#### PROMPT
From the data below, copy each line that includes the word "driver".
-=-=-
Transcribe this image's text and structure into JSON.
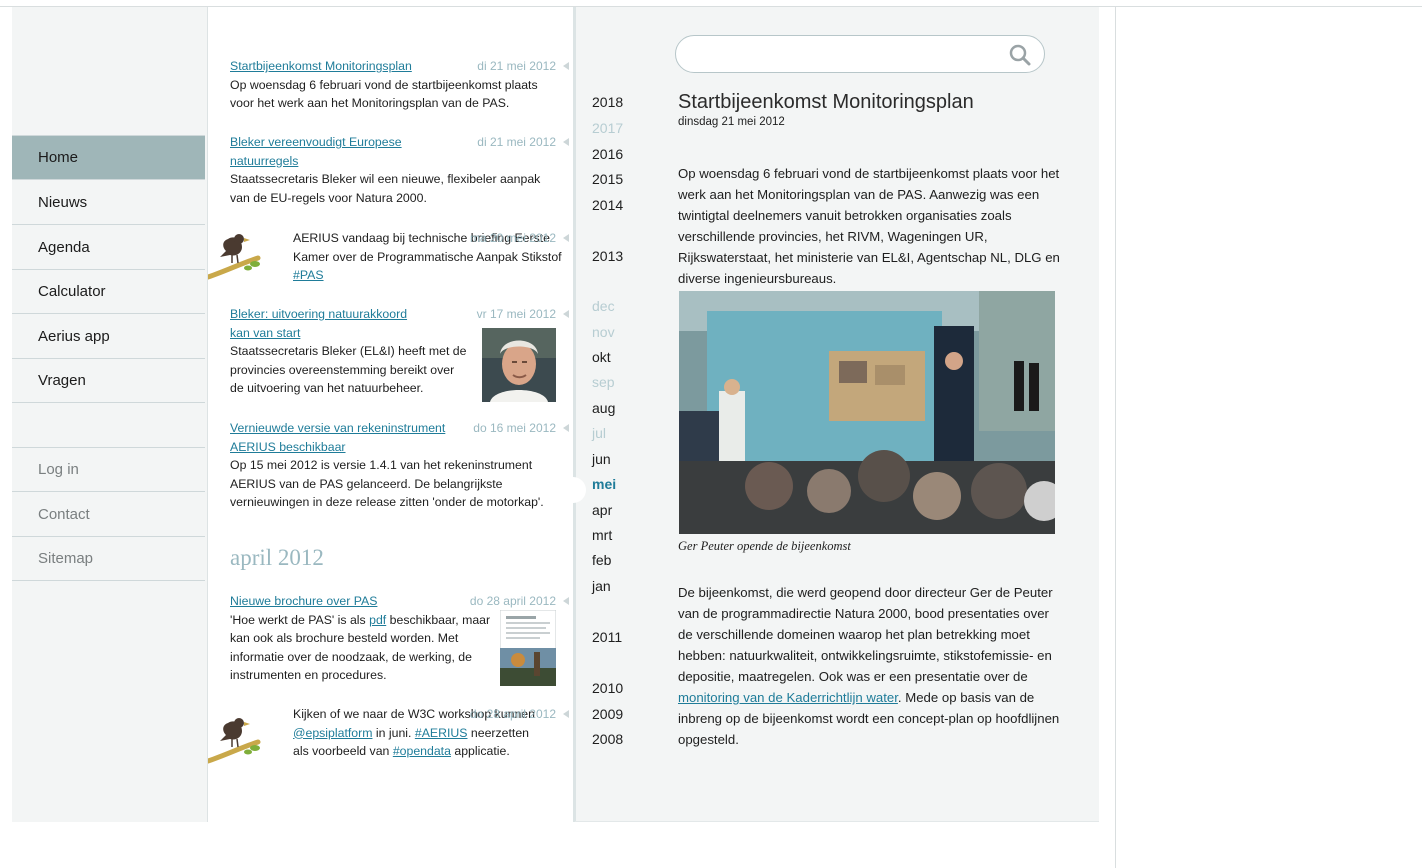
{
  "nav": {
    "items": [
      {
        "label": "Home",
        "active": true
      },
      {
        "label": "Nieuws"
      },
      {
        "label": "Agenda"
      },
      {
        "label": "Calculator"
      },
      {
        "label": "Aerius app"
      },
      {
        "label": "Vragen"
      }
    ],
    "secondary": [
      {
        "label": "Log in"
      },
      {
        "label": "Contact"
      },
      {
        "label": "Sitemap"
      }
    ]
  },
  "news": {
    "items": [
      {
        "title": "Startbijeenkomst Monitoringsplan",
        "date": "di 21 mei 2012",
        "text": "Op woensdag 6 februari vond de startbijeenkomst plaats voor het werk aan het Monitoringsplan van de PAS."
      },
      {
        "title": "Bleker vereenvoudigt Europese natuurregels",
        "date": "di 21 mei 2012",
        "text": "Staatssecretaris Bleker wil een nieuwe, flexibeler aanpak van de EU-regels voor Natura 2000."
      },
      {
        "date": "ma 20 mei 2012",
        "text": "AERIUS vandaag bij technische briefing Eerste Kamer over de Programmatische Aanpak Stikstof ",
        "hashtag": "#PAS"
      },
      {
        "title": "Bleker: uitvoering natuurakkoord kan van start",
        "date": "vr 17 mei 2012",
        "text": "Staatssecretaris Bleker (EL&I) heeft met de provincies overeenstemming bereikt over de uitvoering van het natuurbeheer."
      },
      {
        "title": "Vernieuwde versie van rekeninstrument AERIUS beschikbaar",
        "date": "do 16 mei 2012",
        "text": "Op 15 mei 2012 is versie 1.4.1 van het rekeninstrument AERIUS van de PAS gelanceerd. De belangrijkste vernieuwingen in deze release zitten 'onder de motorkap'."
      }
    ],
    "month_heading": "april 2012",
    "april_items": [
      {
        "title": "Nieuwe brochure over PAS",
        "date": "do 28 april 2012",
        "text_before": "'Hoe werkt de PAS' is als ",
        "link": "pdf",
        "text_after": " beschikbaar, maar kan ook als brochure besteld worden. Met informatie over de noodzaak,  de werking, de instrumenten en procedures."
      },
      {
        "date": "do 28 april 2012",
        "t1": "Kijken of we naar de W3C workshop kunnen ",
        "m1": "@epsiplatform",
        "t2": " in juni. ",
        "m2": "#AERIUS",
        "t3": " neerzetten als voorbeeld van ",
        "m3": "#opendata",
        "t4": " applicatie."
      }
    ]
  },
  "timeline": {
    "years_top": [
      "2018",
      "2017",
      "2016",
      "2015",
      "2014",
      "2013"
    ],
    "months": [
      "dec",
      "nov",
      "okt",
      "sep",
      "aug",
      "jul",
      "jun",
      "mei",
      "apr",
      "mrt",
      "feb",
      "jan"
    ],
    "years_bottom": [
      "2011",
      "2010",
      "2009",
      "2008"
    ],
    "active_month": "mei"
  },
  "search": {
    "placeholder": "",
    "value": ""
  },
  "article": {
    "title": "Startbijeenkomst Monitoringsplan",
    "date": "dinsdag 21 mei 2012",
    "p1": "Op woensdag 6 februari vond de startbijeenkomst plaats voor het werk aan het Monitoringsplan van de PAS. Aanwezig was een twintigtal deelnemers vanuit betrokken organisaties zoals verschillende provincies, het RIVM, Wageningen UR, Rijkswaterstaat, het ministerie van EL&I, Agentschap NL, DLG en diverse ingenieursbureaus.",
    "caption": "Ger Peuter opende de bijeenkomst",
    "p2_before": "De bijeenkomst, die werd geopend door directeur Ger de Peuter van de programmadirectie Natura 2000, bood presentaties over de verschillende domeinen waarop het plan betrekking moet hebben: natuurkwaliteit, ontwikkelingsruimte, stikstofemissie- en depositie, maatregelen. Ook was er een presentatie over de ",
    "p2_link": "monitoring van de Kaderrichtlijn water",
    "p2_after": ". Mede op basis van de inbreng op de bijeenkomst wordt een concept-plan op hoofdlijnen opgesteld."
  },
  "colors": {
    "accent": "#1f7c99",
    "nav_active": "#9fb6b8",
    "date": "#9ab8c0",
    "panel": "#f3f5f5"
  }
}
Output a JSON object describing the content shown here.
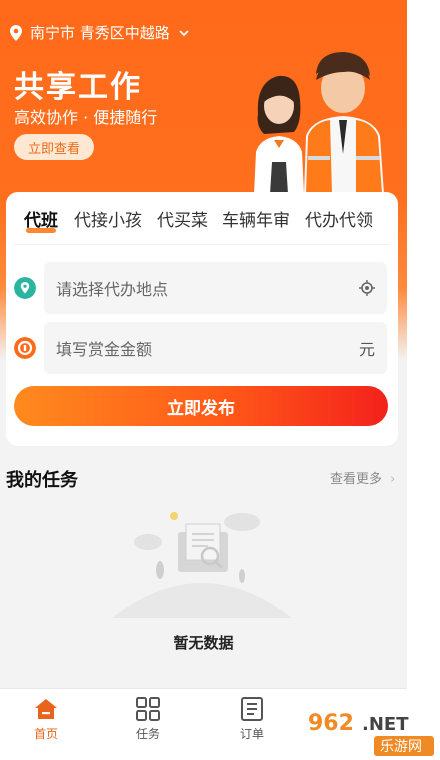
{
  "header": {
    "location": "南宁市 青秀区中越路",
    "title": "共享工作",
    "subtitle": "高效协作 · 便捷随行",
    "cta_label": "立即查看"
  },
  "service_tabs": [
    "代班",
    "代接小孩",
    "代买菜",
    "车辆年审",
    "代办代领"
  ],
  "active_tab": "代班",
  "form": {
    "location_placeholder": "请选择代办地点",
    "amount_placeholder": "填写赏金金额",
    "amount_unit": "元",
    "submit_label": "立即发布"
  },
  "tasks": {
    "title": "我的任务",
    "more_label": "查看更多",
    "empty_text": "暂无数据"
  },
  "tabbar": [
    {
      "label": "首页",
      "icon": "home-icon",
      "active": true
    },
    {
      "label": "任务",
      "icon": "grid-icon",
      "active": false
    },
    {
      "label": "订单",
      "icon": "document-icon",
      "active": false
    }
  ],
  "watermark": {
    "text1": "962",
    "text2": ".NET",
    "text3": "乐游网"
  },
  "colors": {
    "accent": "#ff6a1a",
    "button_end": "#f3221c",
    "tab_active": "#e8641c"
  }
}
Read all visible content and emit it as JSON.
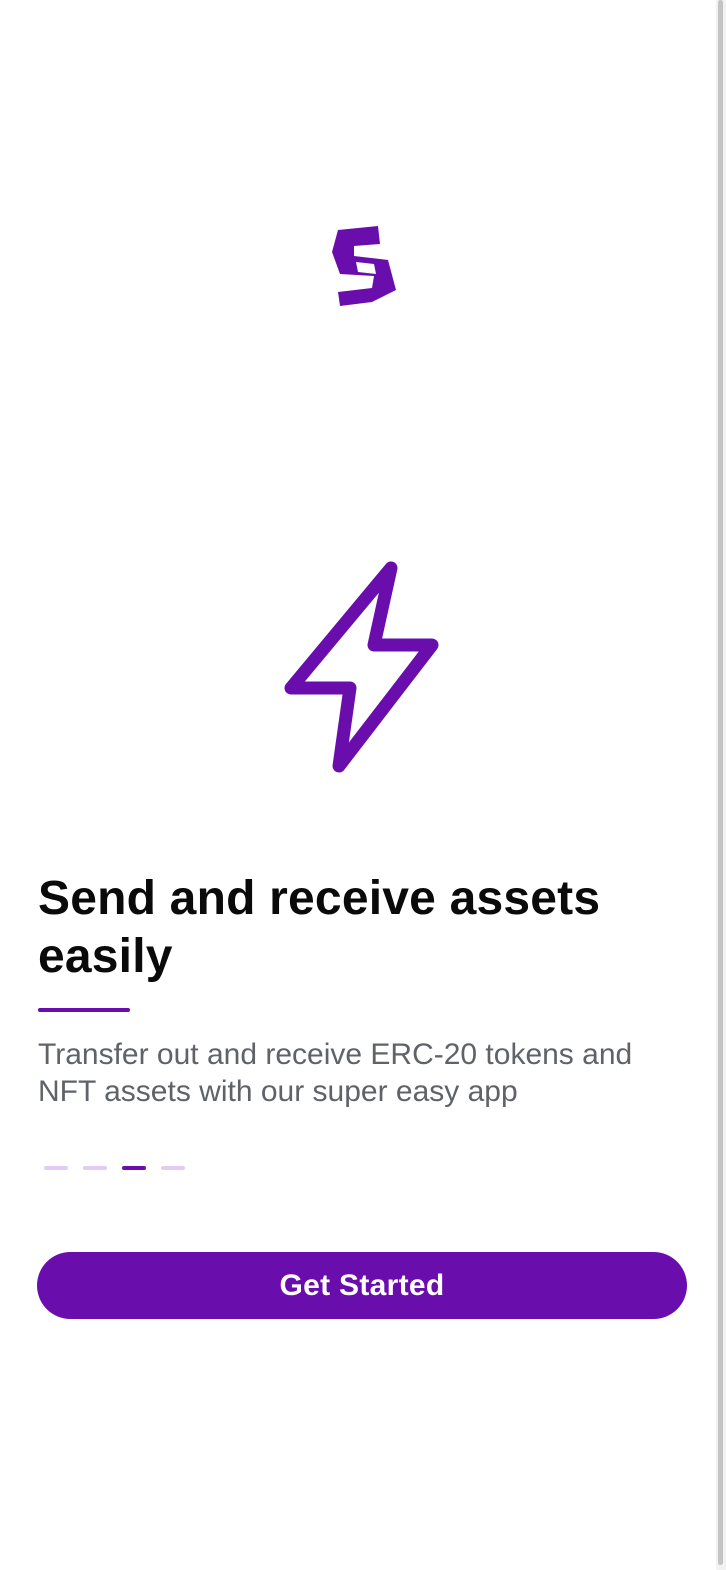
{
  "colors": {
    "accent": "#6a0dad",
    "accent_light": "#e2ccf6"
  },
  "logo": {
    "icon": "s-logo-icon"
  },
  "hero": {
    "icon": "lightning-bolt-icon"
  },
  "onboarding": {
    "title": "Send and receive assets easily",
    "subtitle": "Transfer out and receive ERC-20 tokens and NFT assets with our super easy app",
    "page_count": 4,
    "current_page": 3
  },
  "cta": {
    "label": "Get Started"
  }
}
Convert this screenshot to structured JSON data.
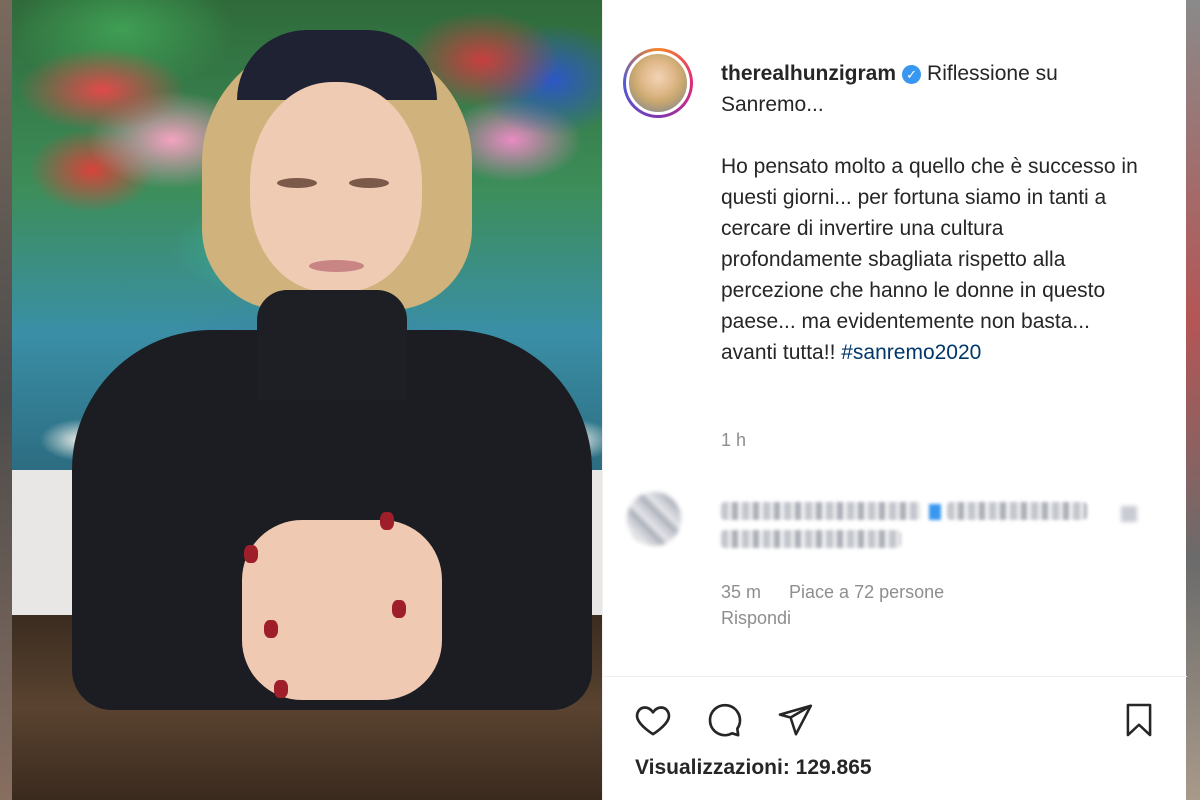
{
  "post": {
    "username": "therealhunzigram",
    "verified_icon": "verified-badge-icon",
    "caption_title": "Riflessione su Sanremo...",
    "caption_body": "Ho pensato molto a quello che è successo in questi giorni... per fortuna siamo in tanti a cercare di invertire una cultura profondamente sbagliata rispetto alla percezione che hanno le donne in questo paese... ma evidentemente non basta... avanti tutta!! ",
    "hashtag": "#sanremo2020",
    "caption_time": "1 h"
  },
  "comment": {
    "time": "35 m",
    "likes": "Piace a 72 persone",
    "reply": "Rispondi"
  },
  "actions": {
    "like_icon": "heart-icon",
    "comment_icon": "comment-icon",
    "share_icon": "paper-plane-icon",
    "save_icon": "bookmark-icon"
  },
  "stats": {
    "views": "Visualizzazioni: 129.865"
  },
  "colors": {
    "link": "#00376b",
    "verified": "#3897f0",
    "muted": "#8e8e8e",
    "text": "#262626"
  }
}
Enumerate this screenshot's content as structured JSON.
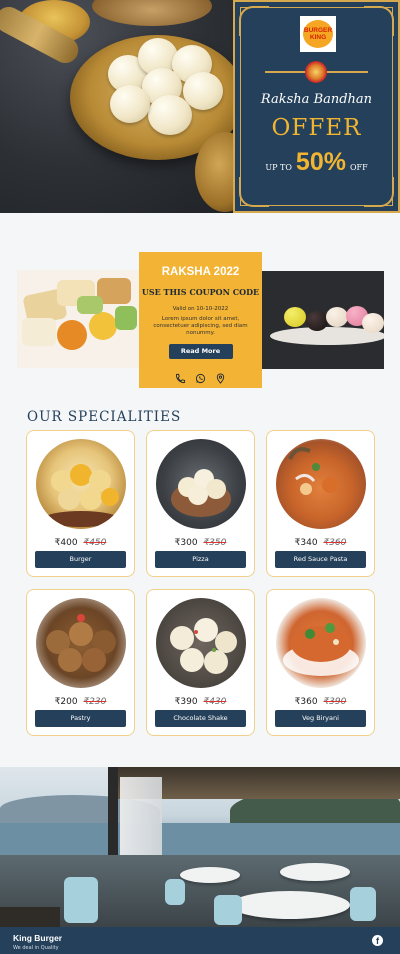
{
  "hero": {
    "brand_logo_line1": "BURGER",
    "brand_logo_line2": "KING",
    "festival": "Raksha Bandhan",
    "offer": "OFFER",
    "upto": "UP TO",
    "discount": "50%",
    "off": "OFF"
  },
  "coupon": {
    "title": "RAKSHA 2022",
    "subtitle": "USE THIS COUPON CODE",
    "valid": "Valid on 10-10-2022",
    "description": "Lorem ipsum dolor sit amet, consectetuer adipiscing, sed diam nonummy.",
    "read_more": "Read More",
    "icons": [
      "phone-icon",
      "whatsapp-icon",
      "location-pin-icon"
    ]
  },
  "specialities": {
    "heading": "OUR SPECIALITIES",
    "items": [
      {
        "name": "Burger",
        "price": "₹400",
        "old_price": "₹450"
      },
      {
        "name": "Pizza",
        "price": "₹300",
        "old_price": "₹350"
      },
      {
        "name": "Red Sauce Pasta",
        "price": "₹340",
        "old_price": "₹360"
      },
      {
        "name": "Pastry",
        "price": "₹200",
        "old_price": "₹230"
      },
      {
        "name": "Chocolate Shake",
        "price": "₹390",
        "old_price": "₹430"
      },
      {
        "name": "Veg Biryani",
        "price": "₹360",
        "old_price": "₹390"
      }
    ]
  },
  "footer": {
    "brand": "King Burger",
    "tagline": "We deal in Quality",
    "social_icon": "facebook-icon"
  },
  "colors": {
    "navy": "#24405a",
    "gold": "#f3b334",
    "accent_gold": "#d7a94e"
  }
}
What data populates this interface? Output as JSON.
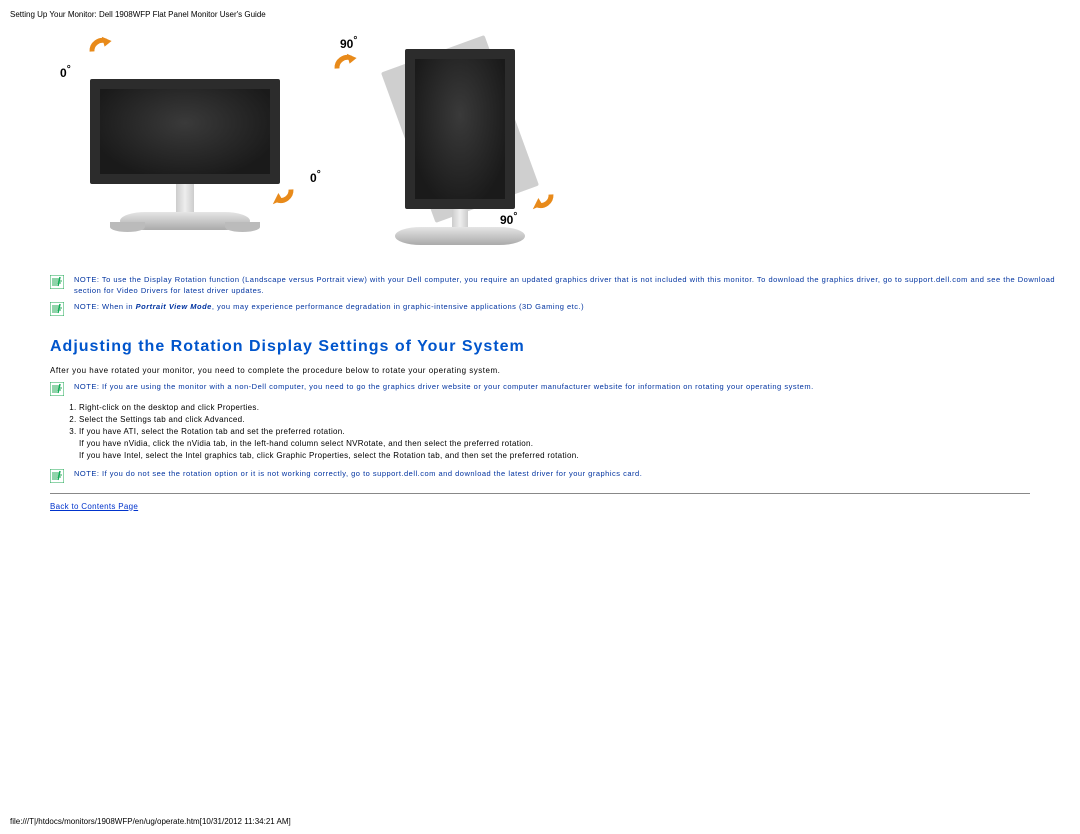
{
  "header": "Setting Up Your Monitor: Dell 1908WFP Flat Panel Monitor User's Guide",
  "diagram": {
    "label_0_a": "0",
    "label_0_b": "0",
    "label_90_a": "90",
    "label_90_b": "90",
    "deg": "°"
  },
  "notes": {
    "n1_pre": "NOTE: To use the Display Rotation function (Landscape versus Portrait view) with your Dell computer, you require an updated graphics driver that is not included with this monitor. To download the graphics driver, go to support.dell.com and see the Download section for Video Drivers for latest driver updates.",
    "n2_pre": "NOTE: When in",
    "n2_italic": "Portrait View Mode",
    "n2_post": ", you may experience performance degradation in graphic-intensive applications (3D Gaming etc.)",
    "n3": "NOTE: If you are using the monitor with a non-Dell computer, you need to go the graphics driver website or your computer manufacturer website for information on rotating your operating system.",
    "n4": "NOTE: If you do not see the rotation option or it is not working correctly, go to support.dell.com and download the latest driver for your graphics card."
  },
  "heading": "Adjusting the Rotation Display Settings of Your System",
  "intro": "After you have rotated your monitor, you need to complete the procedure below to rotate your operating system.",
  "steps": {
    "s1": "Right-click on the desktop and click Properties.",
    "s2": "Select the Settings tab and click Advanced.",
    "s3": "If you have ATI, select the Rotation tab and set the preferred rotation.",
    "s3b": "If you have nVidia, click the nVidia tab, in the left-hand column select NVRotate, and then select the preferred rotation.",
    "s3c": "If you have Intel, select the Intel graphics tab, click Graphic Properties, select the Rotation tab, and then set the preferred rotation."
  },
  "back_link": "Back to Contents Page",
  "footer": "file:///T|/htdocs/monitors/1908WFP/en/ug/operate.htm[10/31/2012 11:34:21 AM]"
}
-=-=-
#### ANSWER BOX
    "n1_pre": "NOTE: To use the Display Rotation function (Landscape versus Portrait view) with your Dell computer, you require an updated graphics driver that is not included with this monitor. To download the graphics driver, go to support.dell.com and see the Download section for Video Drivers for latest driver updates.",
    "n3": "NOTE: If you are using the monitor with a non-Dell computer, you need to go the graphics driver website or your computer manufacturer website for information on rotating your operating system.",
    "n4": "NOTE: If you do not see the rotation option or it is not working correctly, go to support.dell.com and download the latest driver for your graphics card."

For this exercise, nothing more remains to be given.